Common Problems in Mycelium Growth

Fungal contamination and its effects

Fungal contamination, usually indicated by discolored or abnormal mycelium, is a common problem in mycelium growth. It fosters competition for nutrients and can potentially introduce diseases, negatively impacting the growth and health of desired mycelium.

Impact of environmental conditions on growth

As previously highlighted, fluctuations in environmental conditions such as temperature, moisture, and light can impact mycelium growth. They can slow down or halt the growth, and create opportunities for contaminants to inhibit the mycelium development.

Overcoming common problems in mycelium growth

Maintaining sterility, regular monitoring of growth conditions, promptly addressing deviations, and preventing contaminant exposure are effective ways to overcome common problems in mycelium growth.

Mycelium and Sustainability

Prominence of mycelium in sustainable practices

Lately, mycelium is being recognized for its potential in the realm of sustainable practices. Its role in organic waste decomposition echoes the principles of a circular economy.

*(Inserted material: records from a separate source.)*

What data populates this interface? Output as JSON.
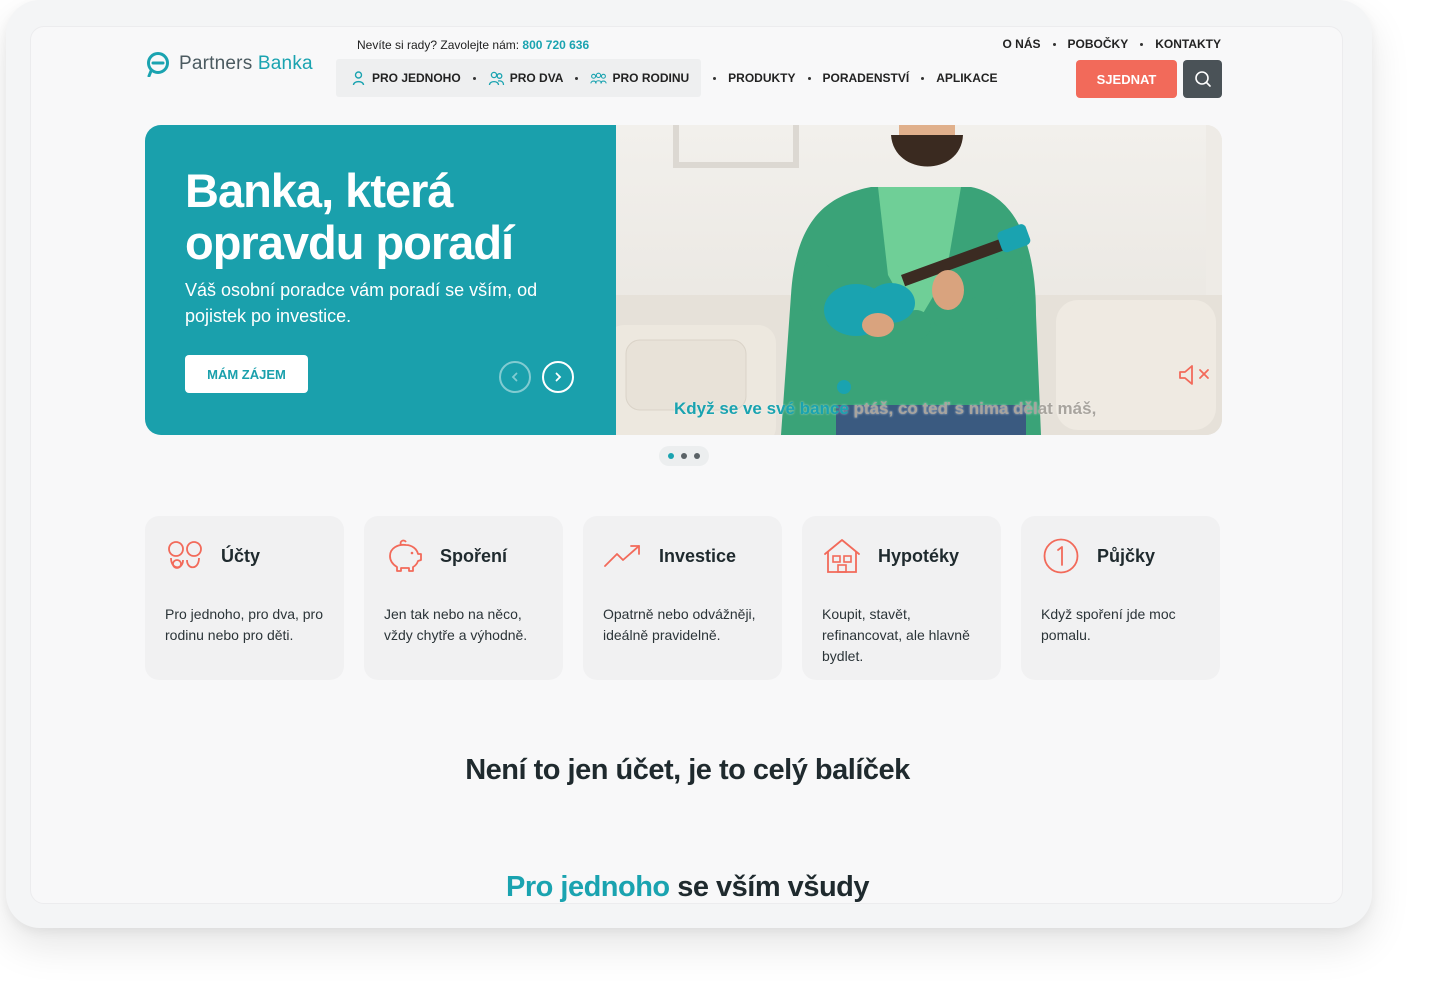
{
  "brand": {
    "name_part1": "Partners",
    "name_part2": "Banka"
  },
  "hotline": {
    "text": "Nevíte si rady? Zavolejte nám:",
    "number": "800 720 636"
  },
  "top_links": [
    "O NÁS",
    "POBOČKY",
    "KONTAKTY"
  ],
  "nav": {
    "segments": [
      "PRO JEDNOHO",
      "PRO DVA",
      "PRO RODINU"
    ],
    "items": [
      "PRODUKTY",
      "PORADENSTVÍ",
      "APLIKACE"
    ]
  },
  "header_actions": {
    "cta_label": "SJEDNAT",
    "search_icon": "search-icon"
  },
  "hero": {
    "title": "Banka, která opravdu poradí",
    "subtitle": "Váš osobní poradce vám poradí se vším, od pojistek po investice.",
    "cta_label": "MÁM ZÁJEM",
    "caption_highlight": "Když se ve své bance",
    "caption_rest": " ptáš, co teď s nima dělat máš,",
    "slides_count": 3,
    "active_slide": 1
  },
  "cards": [
    {
      "title": "Účty",
      "text": "Pro jednoho, pro dva, pro rodinu nebo pro děti.",
      "icon": "accounts-icon"
    },
    {
      "title": "Spoření",
      "text": "Jen tak nebo na něco, vždy chytře a výhodně.",
      "icon": "piggy-bank-icon"
    },
    {
      "title": "Investice",
      "text": "Opatrně nebo odvážněji, ideálně pravidelně.",
      "icon": "trend-up-icon"
    },
    {
      "title": "Hypotéky",
      "text": "Koupit, stavět, refinancovat, ale hlavně bydlet.",
      "icon": "house-icon"
    },
    {
      "title": "Půjčky",
      "text": "Když spoření jde moc pomalu.",
      "icon": "loan-icon"
    }
  ],
  "section": {
    "title": "Není to jen účet, je to celý balíček",
    "sub_highlight": "Pro jednoho",
    "sub_rest": " se vším všudy"
  },
  "colors": {
    "accent": "#1aa3b0",
    "cta": "#f26a5a",
    "icon": "#f26a5a"
  }
}
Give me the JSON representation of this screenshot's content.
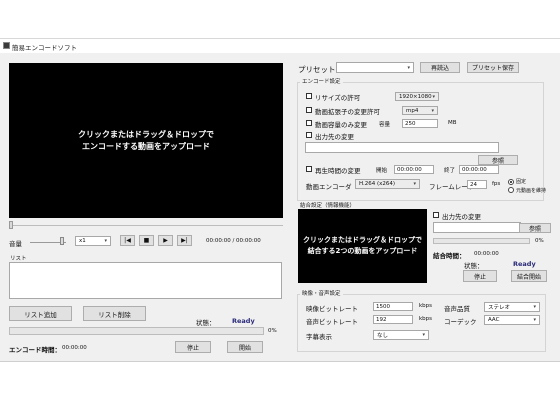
{
  "window": {
    "title": "簡易エンコードソフト"
  },
  "left": {
    "drop_text_1": "クリックまたはドラッグ＆ドロップで",
    "drop_text_2": "エンコードする動画をアップロード",
    "volume_label": "音量",
    "speed_value": "x1",
    "prev_icon": "|◀",
    "stop_icon": "■",
    "play_icon": "▶",
    "next_icon": "▶|",
    "time_display": "00:00:00 / 00:00:00",
    "list_label": "リスト",
    "add_list": "リスト追加",
    "remove_list": "リスト削除",
    "status_label": "状態：",
    "status_value": "Ready",
    "progress_percent": "0%",
    "progress_fraction": 0,
    "encode_time_label": "エンコード時間：",
    "encode_time_value": "00:00:00",
    "stop_button": "停止",
    "start_button": "開始"
  },
  "right": {
    "preset_label": "プリセット",
    "preset_value": "",
    "preset_load": "再読込",
    "preset_save": "プリセット保存",
    "encode_settings_title": "エンコード設定",
    "resize_label": "リサイズの許可",
    "resize_value": "1920×1080",
    "ext_change_label": "動画拡張子の変更許可",
    "ext_value": "mp4",
    "size_only_label": "動画容量のみ変更",
    "capacity_label": "容量",
    "capacity_value": "250",
    "capacity_unit": "MB",
    "output_change_label": "出力先の変更",
    "output_path": "",
    "browse_1": "参照",
    "playtime_label": "再生時間の変更",
    "start_label": "開始",
    "start_value": "00:00:00",
    "end_label": "終了",
    "end_value": "00:00:00",
    "encoder_label": "動画エンコーダ",
    "encoder_value": "H.264 (x264)",
    "framerate_label": "フレームレート",
    "framerate_value": "24",
    "fps_unit": "fps",
    "radio_fixed": "固定",
    "radio_variable": "元動画を維持",
    "merge_title": "結合設定（情報機能）",
    "merge_drop_1": "クリックまたはドラッグ＆ドロップで",
    "merge_drop_2": "結合する2つの動画をアップロード",
    "merge_output_label": "出力先の変更",
    "merge_path": "",
    "browse_2": "参照",
    "merge_percent": "0%",
    "merge_progress_fraction": 0,
    "merge_time_label": "結合時間：",
    "merge_time_value": "00:00:00",
    "merge_status_label": "状態：",
    "merge_status_value": "Ready",
    "merge_stop": "停止",
    "merge_start": "結合開始",
    "av_title": "映像・音声設定",
    "video_bitrate_label": "映像ビットレート",
    "video_bitrate_value": "1500",
    "kbps_1": "kbps",
    "audio_bitrate_label": "音声ビットレート",
    "audio_bitrate_value": "192",
    "kbps_2": "kbps",
    "subtitle_label": "字幕表示",
    "subtitle_value": "なし",
    "audio_quality_label": "音声品質",
    "audio_quality_value": "ステレオ",
    "codec_label": "コーデック",
    "codec_value": "AAC"
  }
}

Mycelium’s ability to bind agricultural by-products to grow into a solid network has prompted its use as a replacement for synthetic materials in packaging and fabrication of biodegradable goods.

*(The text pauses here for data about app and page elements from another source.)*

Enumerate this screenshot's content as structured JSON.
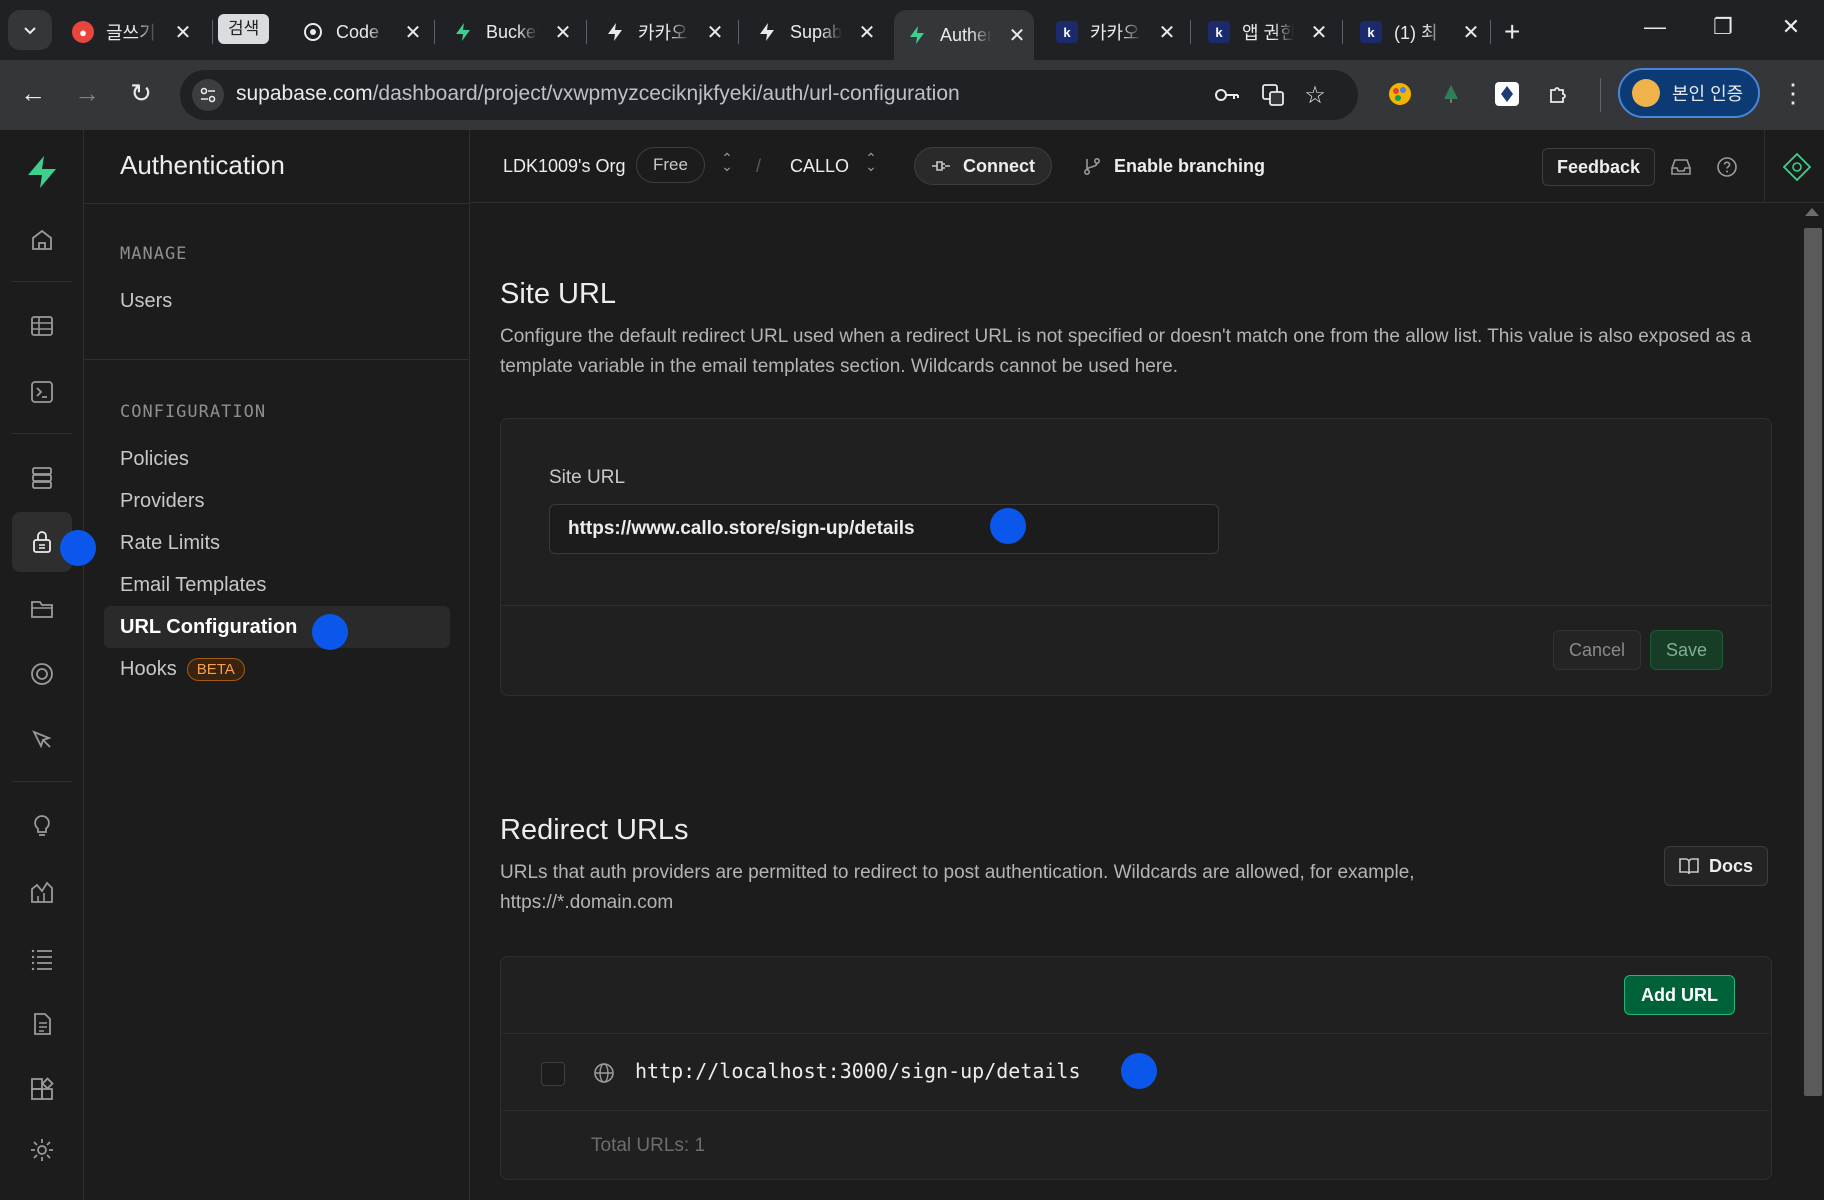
{
  "browser": {
    "tabs": [
      {
        "title": "글쓰기",
        "favicon_color": "#e8453c"
      },
      {
        "title": "Code",
        "favicon_color": "#ffffff"
      },
      {
        "title": "Bucket",
        "favicon_color": "#3ecf8e"
      },
      {
        "title": "카카오",
        "favicon_color": "#ffffff"
      },
      {
        "title": "Supabase",
        "favicon_color": "#ffffff"
      },
      {
        "title": "Authentication",
        "favicon_color": "#3ecf8e",
        "active": true
      },
      {
        "title": "카카오",
        "favicon_color": "#1a2a6c"
      },
      {
        "title": "앱 권한",
        "favicon_color": "#1a2a6c"
      },
      {
        "title": "(1) 최",
        "favicon_color": "#1a2a6c"
      }
    ],
    "search_chip": "검색",
    "url_host": "supabase.com",
    "url_path": "/dashboard/project/vxwpmyzceciknjkfyeki/auth/url-configuration",
    "verify_label": "본인 인증"
  },
  "sidebar": {
    "title": "Authentication",
    "manage_heading": "MANAGE",
    "manage_items": [
      {
        "label": "Users"
      }
    ],
    "config_heading": "CONFIGURATION",
    "config_items": [
      {
        "label": "Policies"
      },
      {
        "label": "Providers"
      },
      {
        "label": "Rate Limits"
      },
      {
        "label": "Email Templates"
      },
      {
        "label": "URL Configuration",
        "active": true
      },
      {
        "label": "Hooks",
        "badge": "BETA"
      }
    ]
  },
  "header": {
    "org": "LDK1009's Org",
    "plan": "Free",
    "separator": "/",
    "project": "CALLO",
    "connect": "Connect",
    "branching": "Enable branching",
    "feedback": "Feedback"
  },
  "site_url": {
    "title": "Site URL",
    "description": "Configure the default redirect URL used when a redirect URL is not specified or doesn't match one from the allow list. This value is also exposed as a template variable in the email templates section. Wildcards cannot be used here.",
    "field_label": "Site URL",
    "value": "https://www.callo.store/sign-up/details",
    "cancel": "Cancel",
    "save": "Save"
  },
  "redirect_urls": {
    "title": "Redirect URLs",
    "description": "URLs that auth providers are permitted to redirect to post authentication. Wildcards are allowed, for example, https://*.domain.com",
    "docs": "Docs",
    "add_url": "Add URL",
    "urls": [
      "http://localhost:3000/sign-up/details"
    ],
    "total": "Total URLs: 1"
  },
  "colors": {
    "brand": "#3ecf8e",
    "background": "#1c1c1c",
    "accent_button": "#006239",
    "marker_dot": "#0b57ec"
  }
}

Mycelium in waste management

Mycelium is capable of decomposing a wide array of organic wastes from plant-based material to more complex substances like certain hydrocarbons. Therefore, it has been proposed as a tool for sustainable waste management.

Mycelium in the production of biodegradable goods

Given its ability to form robust networks, mycelium-based materials are being innovatively used in the production of biodegradable goods such as packing materials, textiles and even construction materials. This not only reduces dependency on synthetic materials but also ensures an environmentally friendly end-of-life cycle for these goods.

Future Directions in Mycelium Research

Potential uses of mycelium

In addition to its current agricultural and environmental applications, researchers are exploring the potential use of mycelium in various other sectors. Examples include the production of antibiotics, enzymatic applications, and even the generation of biofuels.

Recent advancements in mycelium applications

Advancements have been achieved in the areas of mycelium-based packaging solutions, eco-friendly alternative to leather and meat substitutes. Mycelium-based construction materials are also making their mark as a sustainable alternative to traditional building materials.

Challenges and opportunities in mycelium research

While there is immense potential, mycelium research and application does face challenges. These include ensuring consistent mycelium quality, scalability of production, meeting regulatory requirements, and gaining social acceptance against established synthetic counterparts. Nevertheless, the ongoing research offers optimism and opportunities for a shift towards a more sustainable approach in various sectors.